"No. But sometimes I write in exchange for accommodation," I answered truthfully.
“Then how do you know you’re even any good?"
“Well, I have a lot of followers in countries all over the world,” I muttered.
“So you have no job, no income, you work for yourself on this blog and are hoping to network at this conference … without business cards,” he added with a light chuckle that I refused to acknowledge.
“Yes,” I answered looking him directly in the eyes.
“So you’ll be blogging while you are here then?”
“Yes,” we seemed to be getting somewhere.
“Do you have a visa?” He asked without looking at me this time.

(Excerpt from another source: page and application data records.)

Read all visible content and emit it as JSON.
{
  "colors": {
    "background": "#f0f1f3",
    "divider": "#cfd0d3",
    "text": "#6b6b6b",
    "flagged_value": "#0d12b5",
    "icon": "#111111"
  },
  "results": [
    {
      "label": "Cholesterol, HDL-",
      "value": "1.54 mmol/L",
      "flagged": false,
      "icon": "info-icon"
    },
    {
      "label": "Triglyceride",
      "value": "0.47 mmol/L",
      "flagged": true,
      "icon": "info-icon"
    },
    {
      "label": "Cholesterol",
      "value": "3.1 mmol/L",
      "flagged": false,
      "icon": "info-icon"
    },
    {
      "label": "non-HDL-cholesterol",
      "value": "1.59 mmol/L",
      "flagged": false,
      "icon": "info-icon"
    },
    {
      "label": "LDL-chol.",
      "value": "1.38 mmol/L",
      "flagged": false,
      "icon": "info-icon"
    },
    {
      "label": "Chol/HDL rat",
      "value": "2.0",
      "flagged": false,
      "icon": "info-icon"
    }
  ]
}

My brow furrowed in confusion as I shifted on my feet, “ No, because I’m not working here.”
“You just said you were. You work for yourself on this blog and you’ll be blogging here. You need a work visa for that.” His eyes flickering between me and the computer.
“But it’s not a company. I don’t get paid. I don’t pay myself,” I could feel the frustration leaking out and drenching every word.
“Doesn’t matter. You are trying to further your career in our country. That’s illegal work,” He looked down again at my passport, shaking his head.
I knew he was lying now. “But I’m just writing,” I pressed.
“For followers or whatever you say justifies your blog. That’s work. I can’t let you in,” he closed my passport and stopped taking notes.
“So, I can’t write here?” The teenage attitude was multiplying, “It’s illegal to keep a journal? Is that what you’re saying?” I was furious and nothing could hide it now.
“You better be careful,” he dangled his power in front of me, “you factitious young girl, I am this close to sending you back to where you came from,” one large palm on the desk in front of my chin, he hunched down towards me pinching a tiny space between his thumb and forefinger of his right hand, “The next plane out of here.”
“I’m sorry. I’m not trying to be … I just don’t understand,” I pleaded with gritted teeth willing the tears on the verge back from their ledge.
Twenty more minutes and ten idle threats later, I was entering London with a begrudging mark on my passport warning of deportation or banishment should I step out of line or over stay my welcome.
“Thank you. Thank you,” I smiled and bowed my head as I walked over the yellow line.
“Maybe you should write about THIS in your blog,” he scoffed, rolling his eyes and turning to whisper to the officer approaching this problem situation.
“Oh, I will,” I promised. Clutching my passport with shaking hands and weak knees, I stepped into the royal country, knowing now that there had to be something bigger that had brought me here.